1.) Do not place all the sheetrock, when delivered in the same area. Sheetrock is extremely heavy and can cause structural damage if located over the same floor joists or ceiling joists. Spread the load of the sheetrock out. This will also minimize the need to move substantial quantities of sheetrock around the project site.
2.) Sheetrock is extremely susceptible to moisture and water. Do not store the sheetrock outside or even, if possible, in the garage. Try to have the sheetrock delivered and stored indoors, preferably a temperature controlled environment. Do not order the sheetrock until you are ready to install the sheetrock.
3.) Coordinate the delivery of your sheetrock to correspond to your schedule. Do not deliver too much sheetrock at one time, you will be tripping over it and it will be more susceptible to damage and moisture. Sheetrock stored can be susceptible to damage, limit the amount of material in storage around the job site.
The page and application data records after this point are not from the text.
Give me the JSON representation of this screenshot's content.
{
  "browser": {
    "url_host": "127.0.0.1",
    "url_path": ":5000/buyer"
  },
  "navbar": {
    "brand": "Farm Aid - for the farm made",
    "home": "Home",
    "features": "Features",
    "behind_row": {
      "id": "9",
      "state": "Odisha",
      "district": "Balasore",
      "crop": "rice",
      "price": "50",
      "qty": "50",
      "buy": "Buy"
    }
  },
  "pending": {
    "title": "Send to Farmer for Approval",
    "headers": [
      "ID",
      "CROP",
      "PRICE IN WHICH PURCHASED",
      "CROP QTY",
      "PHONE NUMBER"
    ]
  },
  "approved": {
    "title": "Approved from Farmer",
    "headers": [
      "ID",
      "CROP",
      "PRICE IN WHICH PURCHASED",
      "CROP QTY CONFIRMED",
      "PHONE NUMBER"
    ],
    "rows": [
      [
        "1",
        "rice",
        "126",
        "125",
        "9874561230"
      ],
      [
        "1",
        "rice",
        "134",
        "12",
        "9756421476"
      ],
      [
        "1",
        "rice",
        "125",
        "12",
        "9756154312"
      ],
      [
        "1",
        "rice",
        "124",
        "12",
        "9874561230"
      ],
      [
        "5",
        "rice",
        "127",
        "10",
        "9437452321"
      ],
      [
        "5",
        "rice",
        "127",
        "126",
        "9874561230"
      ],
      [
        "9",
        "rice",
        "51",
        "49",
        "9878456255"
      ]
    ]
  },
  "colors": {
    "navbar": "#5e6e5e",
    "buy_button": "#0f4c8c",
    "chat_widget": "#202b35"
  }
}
4.) Coordinate the delivery with a boom truck especially if the sheetrock is going upstairs. Again, sheetrock is heavy, and to manually bring it up two or three flights of stairs is difficult. Most suppliers will have boom trucks that are capable of presenting the sheetrock directly to an upstairs window, where it can be off loaded. If needed, during the construction of the project, coordinate the proper window to be used for loading the second and third floor by delaying the installation of the final window or door.
5.) Shop the purchase of the sheetrock, tape and compound, to at least three different suppliers of the material. Sheetrock is highly competitive and prices can vary. I suggest that you find out the location that the majority of professionals are buying their material from, and order your material from similar suppliers. In most cases, the larger box builder supply stores will not have the most competitive pricing.
6.) Buy as much of the order, in bulk as possible. Have the supplier only deliver the sheetrock you need for a few days of installation. The screws should be purchased in large quantities, and the best sheetrock screws should be identified by the supplier of the sheetrock. Normally the length of the screw will be determined by the thickness of the sheetrock panel. Simply ask the recommended fastener for the sheetrock you are purchasing.
When all else fails, and you are still not comfortable with the work involved in sheetrock installation, there are several professional and competent sheetrock installers. In this case, the best method of finding the most competitive and competent is to ask for recommendations from the suppliers. Sheet rocking companies are highly competitive, as are their suppliers; you will not be misguided by the supplier, when asking for the best installer recommendation.
Good luck! Sheet-rocking can be both fun and rewarding. Take your time, and you will improve the more sheets you install. Maybe you can come up with some clever labor saving contraptions to assist you in the installation of your sheetrock panels. Let me know, if you do! Enjoy!